Lastly, keep an eye on those elections.  Gruevski, who served as Prime Minister from 2006 until resigning last week, faces a shady challenge from the major left-wing opposition party which plans to boycott in favor of a darker scheme.  Opposition leader Zoran Zaev has released privately recorded and doctored conversations of the Prime Minister and attempted to blackmail him, a tactic unthinkable in any Western democracy.
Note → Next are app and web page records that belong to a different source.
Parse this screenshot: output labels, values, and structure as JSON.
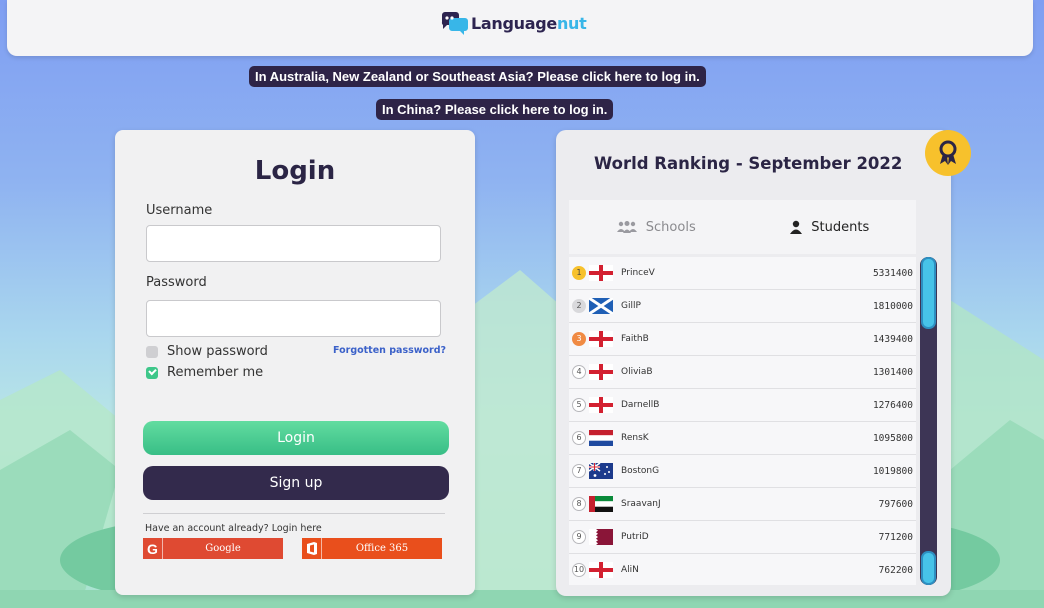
{
  "header": {
    "logo_text_a": "Language",
    "logo_text_b": "nut",
    "logo_icon": "chat-bubbles-logo-icon"
  },
  "banners": {
    "region_login": "In Australia, New Zealand or Southeast Asia? Please click here to log in.",
    "china_login": "In China? Please click here to log in."
  },
  "login": {
    "title": "Login",
    "username_label": "Username",
    "username_value": "",
    "password_label": "Password",
    "password_value": "",
    "show_password": {
      "label": "Show password",
      "checked": false
    },
    "remember_me": {
      "label": "Remember me",
      "checked": true
    },
    "forgot_link": "Forgotten password?",
    "login_button": "Login",
    "signup_button": "Sign up",
    "have_account_text": "Have an account already? Login here",
    "google_label": "Google",
    "google_icon_glyph": "G",
    "office_label": "Office 365",
    "colors": {
      "login_green": "#3ec78a",
      "signup_dark": "#332a4c",
      "google_red": "#df4a32",
      "office_orange": "#e94f1c"
    }
  },
  "ranking": {
    "title": "World Ranking - September 2022",
    "badge_icon": "award-ribbon-icon",
    "tabs": [
      {
        "label": "Schools",
        "icon": "group-icon",
        "active": false
      },
      {
        "label": "Students",
        "icon": "person-icon",
        "active": true
      }
    ],
    "rows": [
      {
        "rank": "1",
        "flag": "england",
        "name": "PrinceV",
        "score": "5331400"
      },
      {
        "rank": "2",
        "flag": "scotland",
        "name": "GillP",
        "score": "1810000"
      },
      {
        "rank": "3",
        "flag": "england",
        "name": "FaithB",
        "score": "1439400"
      },
      {
        "rank": "4",
        "flag": "england",
        "name": "OliviaB",
        "score": "1301400"
      },
      {
        "rank": "5",
        "flag": "england",
        "name": "DarnellB",
        "score": "1276400"
      },
      {
        "rank": "6",
        "flag": "netherlands",
        "name": "RensK",
        "score": "1095800"
      },
      {
        "rank": "7",
        "flag": "australia",
        "name": "BostonG",
        "score": "1019800"
      },
      {
        "rank": "8",
        "flag": "uae",
        "name": "SraavanJ",
        "score": "797600"
      },
      {
        "rank": "9",
        "flag": "qatar",
        "name": "PutriD",
        "score": "771200"
      },
      {
        "rank": "10",
        "flag": "england",
        "name": "AliN",
        "score": "762200"
      }
    ]
  }
}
Since Zaev’s party is so far behind in national polls, their only chance to win is by circumventing the electoral process entirely.  Easy to see Moscow stirring the pot – the Kremlin hates European integration.  

Though the European Union has basically abandoned Macedonia on the migrant crisis, at least it has been responsible in mediating the election crisis -- pushing all four Macedonian political parties to respect the democratic process and adhere to April elections, as agreed upon last summer.    

It’s interesting to consider that upon resigning, Gruevski released a statement asking, “does the paralyzing bickering of politicians continue to hold us back?”  

For our sake, let’s hope not.  Getting the Balkans wrong is just too costly.  While there’s no shortage of challenges facing Western powers today, failure to engage them constructively would be a huge mistake. 

Gordon is a retired U.S. Navy Commander and former Pentagon spokesman who served in the Office of the Secretary of Defense from 2005-2009. He has also served as a senior fellow and adviser to several Washington, DC-based think tanks.